**WHAT NEEDS TO BE DONE**: Keep every word of the entries and print them exactly; the pictures stay out.

**Records from a data collection**:
┏━━
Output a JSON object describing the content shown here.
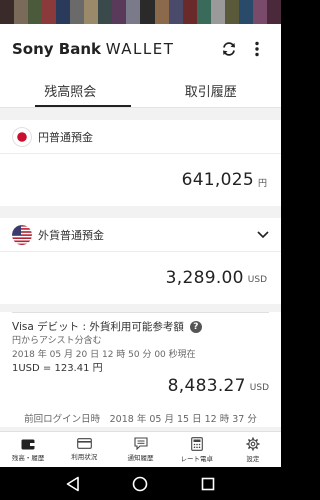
{
  "status_colors": [
    "#3a2a2a",
    "#7a6a5a",
    "#4a5a3a",
    "#8a3a3a",
    "#2a3a5a",
    "#6a6a6a",
    "#9a8a6a",
    "#3a4a4a",
    "#5a3a5a",
    "#7a7a8a",
    "#2a2a2a",
    "#8a6a4a",
    "#4a4a6a",
    "#6a2a2a",
    "#3a6a5a",
    "#9a9a9a",
    "#5a5a3a",
    "#2a4a6a",
    "#7a4a6a",
    "#4a2a3a"
  ],
  "app": {
    "brand_bold": "Sony Bank",
    "brand_light": "WALLET"
  },
  "tabs": [
    {
      "label": "残高照会",
      "active": true
    },
    {
      "label": "取引履歴",
      "active": false
    }
  ],
  "jpy_account": {
    "title": "円普通預金",
    "amount": "641,025",
    "unit": "円"
  },
  "usd_account": {
    "title": "外貨普通預金",
    "amount": "3,289.00",
    "unit": "USD"
  },
  "visa": {
    "title": "Visa デビット : 外貨利用可能参考額",
    "help": "?",
    "assist": "円からアシスト分含む",
    "timestamp": "2018 年 05 月 20 日 12 時 50 分 00 秒現在",
    "rate": "1USD = 123.41 円",
    "amount": "8,483.27",
    "unit": "USD"
  },
  "last_login": "前回ログイン日時　2018 年 05 月 15 日 12 時 37 分",
  "bottom_nav": [
    {
      "label": "残高・履歴",
      "icon": "wallet-icon"
    },
    {
      "label": "利用状況",
      "icon": "card-icon"
    },
    {
      "label": "通知履歴",
      "icon": "message-icon"
    },
    {
      "label": "レート電卓",
      "icon": "calculator-icon"
    },
    {
      "label": "設定",
      "icon": "gear-icon"
    }
  ]
}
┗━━
**WRITTEN REPLY**:
Output a JSON object describing the content shown here.
{
  "status_colors": [
    "#3a2a2a",
    "#7a6a5a",
    "#4a5a3a",
    "#8a3a3a",
    "#2a3a5a",
    "#6a6a6a",
    "#9a8a6a",
    "#3a4a4a",
    "#5a3a5a",
    "#7a7a8a",
    "#2a2a2a",
    "#8a6a4a",
    "#4a4a6a",
    "#6a2a2a",
    "#3a6a5a",
    "#9a9a9a",
    "#5a5a3a",
    "#2a4a6a",
    "#7a4a6a",
    "#4a2a3a"
  ],
  "app": {
    "brand_bold": "Sony Bank",
    "brand_light": "WALLET"
  },
  "tabs": [
    {
      "label": "残高照会",
      "active": true
    },
    {
      "label": "取引履歴",
      "active": false
    }
  ],
  "jpy_account": {
    "title": "円普通預金",
    "amount": "641,025",
    "unit": "円"
  },
  "usd_account": {
    "title": "外貨普通預金",
    "amount": "3,289.00",
    "unit": "USD"
  },
  "visa": {
    "title": "Visa デビット : 外貨利用可能参考額",
    "help": "?",
    "assist": "円からアシスト分含む",
    "timestamp": "2018 年 05 月 20 日 12 時 50 分 00 秒現在",
    "rate": "1USD = 123.41 円",
    "amount": "8,483.27",
    "unit": "USD"
  },
  "last_login": "前回ログイン日時　2018 年 05 月 15 日 12 時 37 分",
  "bottom_nav": [
    {
      "label": "残高・履歴",
      "icon": "wallet-icon"
    },
    {
      "label": "利用状況",
      "icon": "card-icon"
    },
    {
      "label": "通知履歴",
      "icon": "message-icon"
    },
    {
      "label": "レート電卓",
      "icon": "calculator-icon"
    },
    {
      "label": "設定",
      "icon": "gear-icon"
    }
  ]
}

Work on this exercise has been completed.